Danish Breaktrough In Light-Based Treatments
A new light-based treatment system has brought together the applications of most existing machines in one device, and at the same time has made it possible to treat a large skin area in a single shot. “This is the greatest progress in aesthetic light treatments in many years”, the professor says.
Since the picosecond laser for tattoo removal came on the market some years ago, there have been few new technical developments in light-based systems.
But now the drought is over, according to Professor Peter Bjerring of Mølholm Private Hospital.
In January a new Danish-made system, combining laser and IPL entered the market, and it can amongst other things replace the current, expensive pulsed dye lasers.
The system is called Nordlys, and it is a like a ray of sunshine in light based treatments, said Peter Bjerring, who is talking of the benefits of Nordlys in a session on lasers at the EADV congress.
“Where previously there has been a need to have several different types of laser, this new device offers several functions in one system. This offers significant savings. Additionally, Nordlys makes it possible to treat a large skin area at a time than lasers.”

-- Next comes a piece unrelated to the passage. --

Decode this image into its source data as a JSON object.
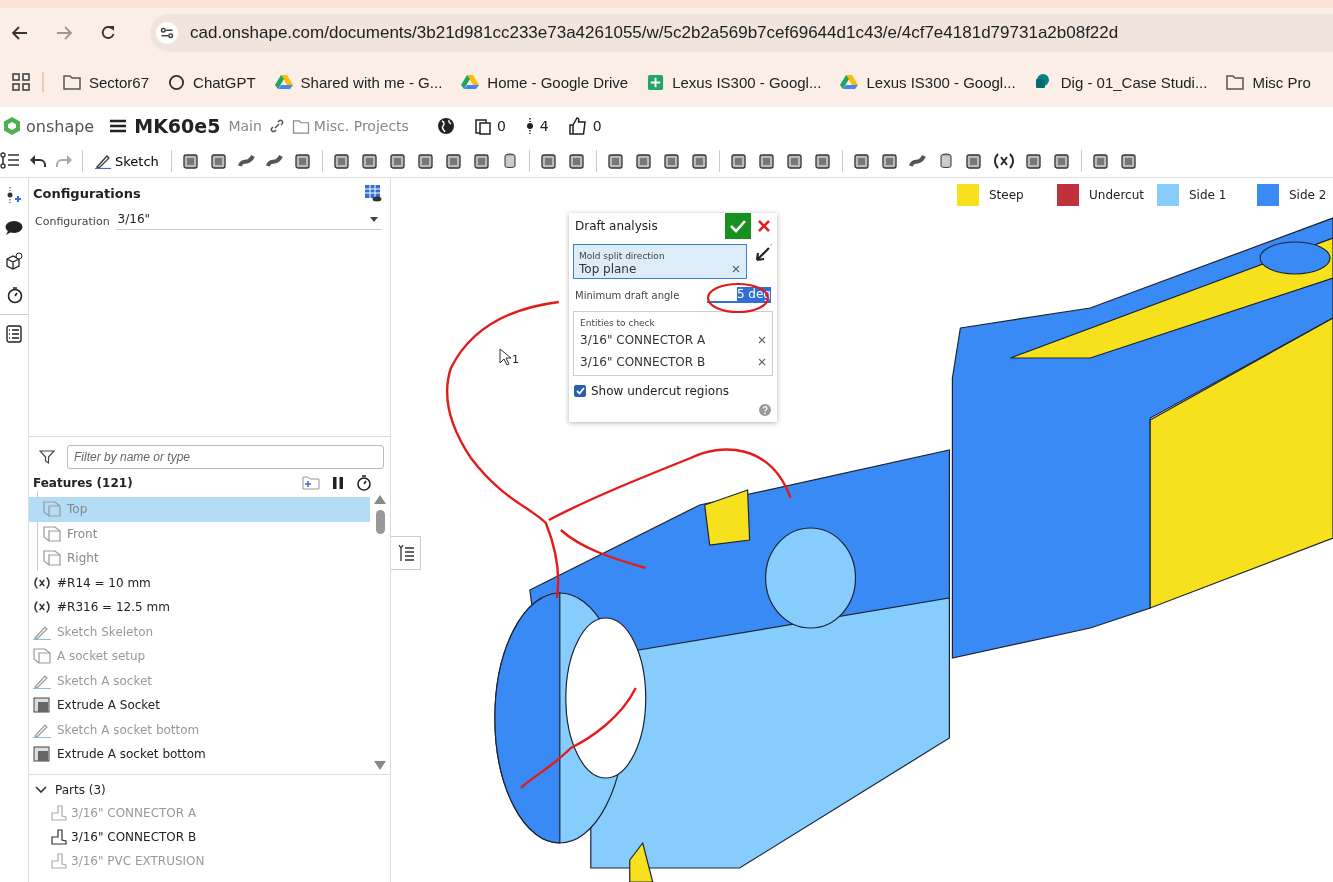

Since 1993, when IPL was introduced for the treatment of blood vessels, different filters of the light produced have made it possible to treat abnormal or unwanted hair growth, pigment irregularities together with scars and photorejuvenation.
Filtering the light enables a selective absorption in either hemoglobin, melanin or less specifically in interstitial fluid. In addition to IPL, Nordlys has an infrared laser for treatment of large vessels and a fractionated laser for acne, scars and skin ageing.
By doing so, Nordlys combines the treatment possibilities that otherwise would require several different lasers, into one device.
“There are clear economic and spatial advantages in using a single device. It means that more dermatologists can in future offer treatment with IPL and laser, and many more patients and receive these treatments”, says Peter Bjerring.
Nordlys can be used for both the treatments of dermatological and aesthetic conditions. At Mølholm Private Hospital they have been using Nordlys for this since January.
“While some of our earlier lasers have been heavy and inflexible in use, Nordlys is much more ergonomic. My staff value the fact that their arms do not get tired working with the equipment”, says Peter Bjerring.
IPL systems, including Nordlys, cannot remove tattoos. But Peter Bjerring points out that the technology for tattoo removal is still not ideal.
”The picosecond laser made it possible to reduce the number of treatment sessions from approximately ten to four or five. However, the system costs over one million kroner, so only a few Danish clinics can afford it. We miss good cheaper alternatives, so we can help the 30% of those with tattoos who regret them”, he says.
Nordlys is manufactured by the Danish Company Ellipse, who produces light-based devices for use in medicine.
Article by Anne Mette Steen-Andersen
Reproduced from article in Dagens Medicin (11 October 2015)